======== Data shown

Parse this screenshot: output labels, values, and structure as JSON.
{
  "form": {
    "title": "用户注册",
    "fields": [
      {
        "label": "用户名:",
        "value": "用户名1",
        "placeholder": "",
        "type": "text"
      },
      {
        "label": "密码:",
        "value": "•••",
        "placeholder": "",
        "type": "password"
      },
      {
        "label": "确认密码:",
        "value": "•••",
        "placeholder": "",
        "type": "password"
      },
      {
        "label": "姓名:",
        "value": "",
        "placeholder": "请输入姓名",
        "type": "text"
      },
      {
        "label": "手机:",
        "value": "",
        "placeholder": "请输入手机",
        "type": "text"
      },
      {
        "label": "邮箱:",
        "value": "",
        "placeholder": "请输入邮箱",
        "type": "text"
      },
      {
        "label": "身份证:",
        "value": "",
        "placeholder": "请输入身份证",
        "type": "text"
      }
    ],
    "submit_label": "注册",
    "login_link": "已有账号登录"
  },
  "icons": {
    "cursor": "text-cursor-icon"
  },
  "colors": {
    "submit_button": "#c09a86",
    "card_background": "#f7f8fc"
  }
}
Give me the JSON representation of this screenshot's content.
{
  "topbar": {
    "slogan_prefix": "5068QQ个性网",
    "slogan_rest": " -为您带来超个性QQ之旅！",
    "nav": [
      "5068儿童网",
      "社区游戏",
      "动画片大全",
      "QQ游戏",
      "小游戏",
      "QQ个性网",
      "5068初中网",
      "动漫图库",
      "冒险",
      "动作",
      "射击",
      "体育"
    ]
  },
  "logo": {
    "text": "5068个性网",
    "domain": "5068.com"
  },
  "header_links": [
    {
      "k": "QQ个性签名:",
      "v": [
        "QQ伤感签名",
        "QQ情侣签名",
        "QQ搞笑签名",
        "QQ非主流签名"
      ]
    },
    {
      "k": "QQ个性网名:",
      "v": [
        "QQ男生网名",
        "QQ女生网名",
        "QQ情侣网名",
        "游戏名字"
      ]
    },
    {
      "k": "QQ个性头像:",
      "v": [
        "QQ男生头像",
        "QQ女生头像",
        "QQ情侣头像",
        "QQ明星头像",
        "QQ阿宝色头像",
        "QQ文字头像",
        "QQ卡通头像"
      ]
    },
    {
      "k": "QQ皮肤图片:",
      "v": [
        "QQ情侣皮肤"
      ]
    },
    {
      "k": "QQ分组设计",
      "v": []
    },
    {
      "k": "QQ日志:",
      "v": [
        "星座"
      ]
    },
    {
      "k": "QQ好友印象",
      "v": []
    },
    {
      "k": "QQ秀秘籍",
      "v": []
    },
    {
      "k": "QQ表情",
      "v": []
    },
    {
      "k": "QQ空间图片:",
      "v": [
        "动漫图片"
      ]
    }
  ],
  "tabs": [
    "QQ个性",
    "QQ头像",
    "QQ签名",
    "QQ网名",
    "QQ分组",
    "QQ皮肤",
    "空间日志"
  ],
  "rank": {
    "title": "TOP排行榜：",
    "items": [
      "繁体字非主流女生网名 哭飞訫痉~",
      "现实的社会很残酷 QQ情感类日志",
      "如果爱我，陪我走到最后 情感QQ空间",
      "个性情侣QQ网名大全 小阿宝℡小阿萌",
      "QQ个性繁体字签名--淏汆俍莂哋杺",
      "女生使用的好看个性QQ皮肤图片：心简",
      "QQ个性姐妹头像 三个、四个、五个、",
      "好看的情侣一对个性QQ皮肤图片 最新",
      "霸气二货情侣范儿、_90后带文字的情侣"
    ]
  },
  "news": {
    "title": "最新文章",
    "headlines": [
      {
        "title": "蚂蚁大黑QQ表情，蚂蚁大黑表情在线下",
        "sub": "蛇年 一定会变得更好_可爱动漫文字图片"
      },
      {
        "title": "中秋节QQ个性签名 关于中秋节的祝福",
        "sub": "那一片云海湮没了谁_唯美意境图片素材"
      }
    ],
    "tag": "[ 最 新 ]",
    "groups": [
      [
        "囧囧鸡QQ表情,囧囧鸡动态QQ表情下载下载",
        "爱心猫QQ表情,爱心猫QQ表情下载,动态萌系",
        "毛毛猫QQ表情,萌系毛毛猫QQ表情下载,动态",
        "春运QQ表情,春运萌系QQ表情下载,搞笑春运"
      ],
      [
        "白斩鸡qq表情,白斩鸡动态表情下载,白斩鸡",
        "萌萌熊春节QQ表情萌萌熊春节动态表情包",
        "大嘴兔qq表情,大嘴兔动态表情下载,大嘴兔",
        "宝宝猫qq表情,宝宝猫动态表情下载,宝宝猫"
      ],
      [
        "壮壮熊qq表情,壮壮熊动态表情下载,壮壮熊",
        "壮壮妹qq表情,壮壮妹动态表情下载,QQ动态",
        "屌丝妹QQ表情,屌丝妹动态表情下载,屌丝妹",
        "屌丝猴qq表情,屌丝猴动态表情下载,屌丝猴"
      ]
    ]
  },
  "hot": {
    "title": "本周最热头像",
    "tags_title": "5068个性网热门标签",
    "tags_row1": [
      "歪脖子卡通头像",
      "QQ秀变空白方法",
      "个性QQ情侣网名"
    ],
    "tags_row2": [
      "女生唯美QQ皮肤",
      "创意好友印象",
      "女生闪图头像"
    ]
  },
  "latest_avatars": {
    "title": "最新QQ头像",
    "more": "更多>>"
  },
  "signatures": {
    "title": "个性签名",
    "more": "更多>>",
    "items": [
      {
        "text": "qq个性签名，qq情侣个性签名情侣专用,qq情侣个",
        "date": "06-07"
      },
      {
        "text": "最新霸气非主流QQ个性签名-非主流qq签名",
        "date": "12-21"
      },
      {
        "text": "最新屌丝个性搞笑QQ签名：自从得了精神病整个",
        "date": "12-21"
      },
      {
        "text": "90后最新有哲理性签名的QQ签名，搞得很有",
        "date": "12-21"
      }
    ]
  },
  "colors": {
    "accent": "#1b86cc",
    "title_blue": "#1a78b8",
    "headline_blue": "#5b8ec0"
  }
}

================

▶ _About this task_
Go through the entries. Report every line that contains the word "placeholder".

▶ _Output for this task_
        "placeholder": "",
        "placeholder": "",
        "placeholder": "",
        "placeholder": "请输入姓名",
        "placeholder": "请输入手机",
        "placeholder": "请输入邮箱",
        "placeholder": "请输入身份证",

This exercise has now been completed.